Opting Out: Why Professional Married Mothers
Choose to Leave Successful Careers

Is the workplace really family friendly?

WASHINGTON, DC— While the commonly assumed reason professional women leave or “opt out” of their successful careers is the burden of children and family, new sociological analysis appearing in the fall issue of Contexts magazine shows otherwise. Sociologist Pamela Stone describes the reasons women leave their careers as much more complex. Stone explains, “There is a choice gap between the rhetoric of choice and the reality of constraints within the workplace.” Women are often caught between demands on the home front and the increasing pace of professional jobs.

Stone says these women’s options were more limited than it seemed. “Between trying to be the ideal mother and the ideal worker, these high-flying women faced a double bind…there is a difference between the decisions the women could have made about their careers if they were not mothers or caregivers and the decisions they had to make in their circumstances as mothers married to high-octane husbands in ultimately unyielding professions.”

Stone studied 54 women in-depth from a variety of professions (e.g., law, medicine, business, publishing, management consulting, nonprofit administration) living in major metropolitan areas, roughly half in their 30s and half in their 40s. The women were highly educated, affluent, mostly white, married with children, who worked as professionals or managers and whose husbands could support their being at home.
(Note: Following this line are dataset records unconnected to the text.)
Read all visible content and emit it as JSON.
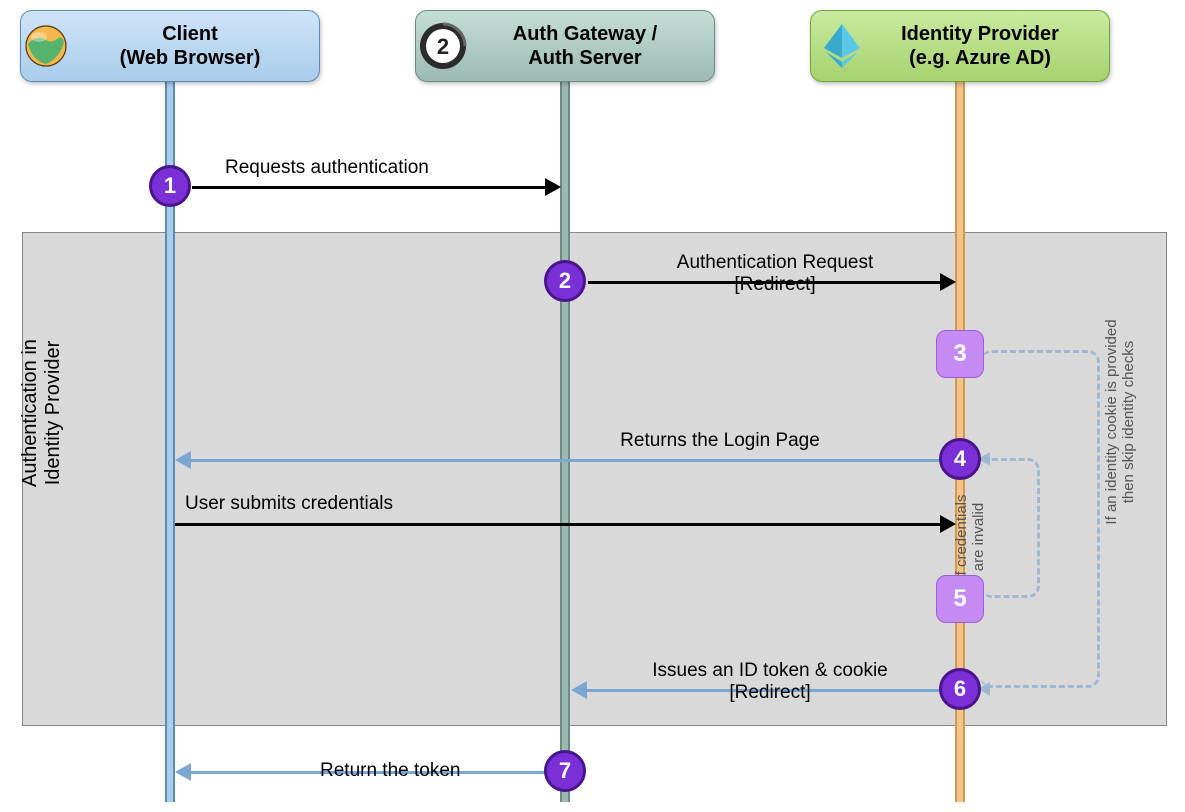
{
  "participants": {
    "client": "Client\n(Web Browser)",
    "auth": "Auth Gateway /\nAuth Server",
    "idp": "Identity Provider\n(e.g. Azure AD)"
  },
  "phase_label": "Authentication in\nIdentity Provider",
  "steps": {
    "s1": "1",
    "s2": "2",
    "s3": "3",
    "s4": "4",
    "s5": "5",
    "s6": "6",
    "s7": "7"
  },
  "messages": {
    "m1": "Requests authentication",
    "m2_line1": "Authentication Request",
    "m2_line2": "[Redirect]",
    "m4": "Returns the Login Page",
    "m4b": "User submits credentials",
    "m6_line1": "Issues an ID token & cookie",
    "m6_line2": "[Redirect]",
    "m7": "Return the token"
  },
  "notes": {
    "skip_identity": "If an identity cookie is provided\nthen skip identity checks",
    "invalid_creds": "If credentials\nare invalid"
  },
  "icons": {
    "client": "globe-icon",
    "auth": "oauth2-badge-icon",
    "idp": "ethereum-diamond-icon"
  }
}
More than half had graduate degrees in business, law, medicine, or other professions; they also had thriving careers in which they had worked for about a decade and had strong incentives to continue with them.
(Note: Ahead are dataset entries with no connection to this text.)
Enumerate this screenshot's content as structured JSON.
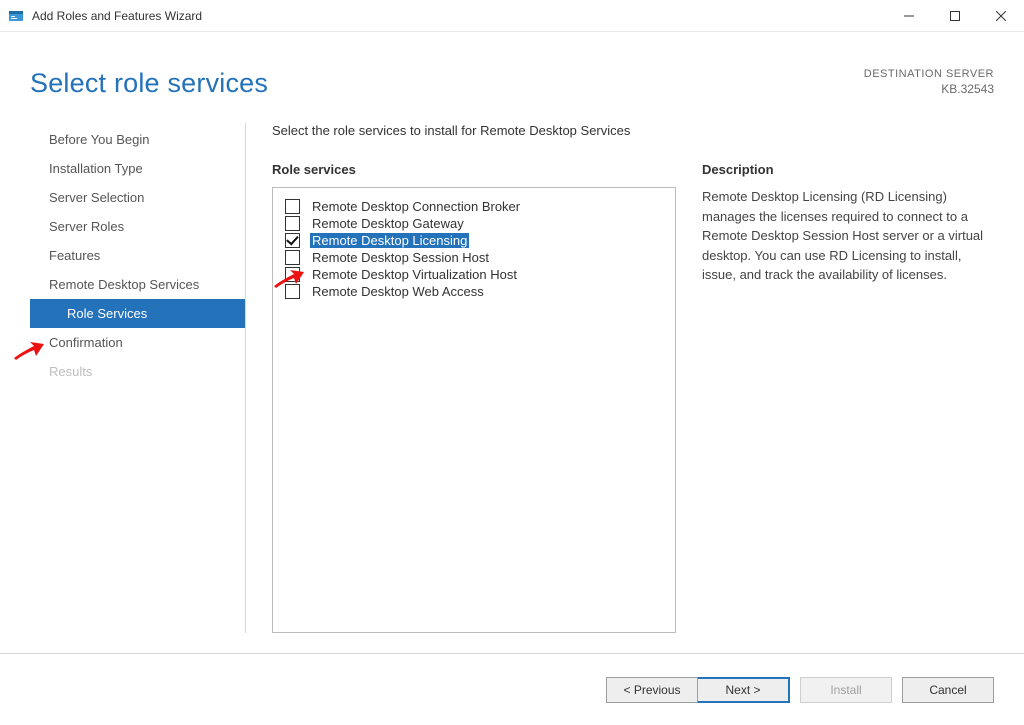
{
  "window": {
    "title": "Add Roles and Features Wizard"
  },
  "header": {
    "page_title": "Select role services",
    "destination_label": "DESTINATION SERVER",
    "destination_name": "KB.32543"
  },
  "sidebar": {
    "steps": [
      {
        "label": "Before You Begin"
      },
      {
        "label": "Installation Type"
      },
      {
        "label": "Server Selection"
      },
      {
        "label": "Server Roles"
      },
      {
        "label": "Features"
      },
      {
        "label": "Remote Desktop Services"
      },
      {
        "label": "Role Services",
        "sub": true,
        "active": true
      },
      {
        "label": "Confirmation"
      },
      {
        "label": "Results",
        "disabled": true
      }
    ]
  },
  "content": {
    "instruction": "Select the role services to install for Remote Desktop Services",
    "role_services_heading": "Role services",
    "description_heading": "Description",
    "role_services": [
      {
        "label": "Remote Desktop Connection Broker",
        "checked": false,
        "selected": false
      },
      {
        "label": "Remote Desktop Gateway",
        "checked": false,
        "selected": false
      },
      {
        "label": "Remote Desktop Licensing",
        "checked": true,
        "selected": true
      },
      {
        "label": "Remote Desktop Session Host",
        "checked": false,
        "selected": false
      },
      {
        "label": "Remote Desktop Virtualization Host",
        "checked": false,
        "selected": false
      },
      {
        "label": "Remote Desktop Web Access",
        "checked": false,
        "selected": false
      }
    ],
    "description_text": "Remote Desktop Licensing (RD Licensing) manages the licenses required to connect to a Remote Desktop Session Host server or a virtual desktop. You can use RD Licensing to install, issue, and track the availability of licenses."
  },
  "footer": {
    "previous": "< Previous",
    "next": "Next >",
    "install": "Install",
    "cancel": "Cancel"
  }
}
Stone determined that workplace pushes were a significant reason women opted out, and ”all but seven women cited features of their jobs—the long hours, the travel—as motivation for quitting.” Those who tried to rearrange their work schedule “felt like they were being given special favors.” Professional women aren’t quitting their careers solely because of babies and family, but because too many workplaces are not fostering an environment that allows them to keep working once they become mothers.

In her analysis, Stone discovered husbands were a key factor in these women’s decisions as well. “That not all women talked about their husbands’ involvement, or lack thereof, reveals the degree to which they perceived the work-family balancing act to be their responsibility alone. But women seldom mentioned their husbands for another reason: they were, quite literally, absent,” working long hours at their own jobs.

Ultimately, Stone believes that the prevailing misunderstanding about why high-achieving women quit careers only serves to undermine the will to change the modern-day workplace. She says, “Current demographics make it clear that employers can hardly afford to lose the talents of high-achieving women. Forget opting out; the key to keeping professional women on the job is to create better, more flexible ways to work.”

For more information or to request an interview with Pamela Stone, contact Sujata Sinha (202-247-9871,

A PDF of the study can be found at

Further information on Contexts can be found at

About the American Sociological Association
The American Sociological Association (, founded in 1905, is a non-profit membership association dedicated to serving sociologists in their work, advancing sociology as a science and profession, and promoting the contributions to and use of sociology by society.